Synthetic identity fraud occurs when bad actors use a combination of real and fictitious information to create new (synthetic) identities, which may be used to open accounts. In some instances, the synthetic identities are used to build good credit to qualify for high-limit credit cards and even mortgages (which at some point will go into default). According to Kolin Whitley, the senior director of North America Risk at Visa, minors are often a target for synthetic identity fraud because their credit histories do not yet exist, and their identities are largely not monitored. There are several consumer identity monitoring services available in the industry today that scour the Dark Web for potential identity thefts. To learn more about synthetic identity fraud, read the Federal Reserve’s white papers published to the Fed Payments Improvement website.

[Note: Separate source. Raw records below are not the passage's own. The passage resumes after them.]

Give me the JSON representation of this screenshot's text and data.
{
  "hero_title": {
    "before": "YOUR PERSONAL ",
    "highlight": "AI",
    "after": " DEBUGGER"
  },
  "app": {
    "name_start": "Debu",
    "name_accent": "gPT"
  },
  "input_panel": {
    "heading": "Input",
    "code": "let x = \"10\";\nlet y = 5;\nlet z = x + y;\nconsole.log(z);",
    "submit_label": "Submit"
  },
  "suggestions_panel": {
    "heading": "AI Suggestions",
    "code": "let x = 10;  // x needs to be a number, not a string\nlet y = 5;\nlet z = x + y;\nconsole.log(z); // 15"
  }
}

In order to help combat synthetic identity fraud, Electronic Consumer Based Social Security Number Verification, or eCBSV, is being developed as a result of section 215 of the Economic Growth, Regulatory Relief, and Consumer Protection Act, Public Law (PL) 115-174. Section 215 directs the Social Security Administration (SSA) to modify or develop a method of accepting identity data elements electronically, determining if the credentials are valid, and returning an affirmative or negative response.
Today, SSA provides a method for validating consumer identity, but the process requires sending a letter to SSA with a wet signature. This does not fit well in today’s digital world because it is inefficient and time consuming, which discourages usage. eCBSV will be electronic and will provide responses in real time or next to real time, allowing banks to use the service during account opening as opposed to after the fact.
According to Whitley, Visa already offers a mandated service which requires banks to submit identification details for all applicants. Visa analyzes the application data and returns alerts or flags if the information has been reported as false elsewhere. Visa may leverage this existing framework to connect to eCBSV, when it becomes available. Education is also a powerful key to fraud prevention. Visa educates banks about synthetic identify, and other types of fraud, and encourages banks to educate their customers.
On Sept. 6, 2019, SSA announced the first group of eCBSV participants called “permitted entities”. Over the coming months, SSA will develop the eCBSV framework, and this first group of permitted entities will go live June 2020. A second group of entities, those who applied for the first group but were not selected, will establish connection in the fall of 2020. The service is anticipated to be generally available late 2021, but that does not necessarily mean your bank has to wait to connect until then. Talk to your service providers to understand where they are on the implementation timeline. In the meantime, review your bank’s synthetic identity fraud prevention plan as related fraud is likely to rise in advance of eCBSV general availability.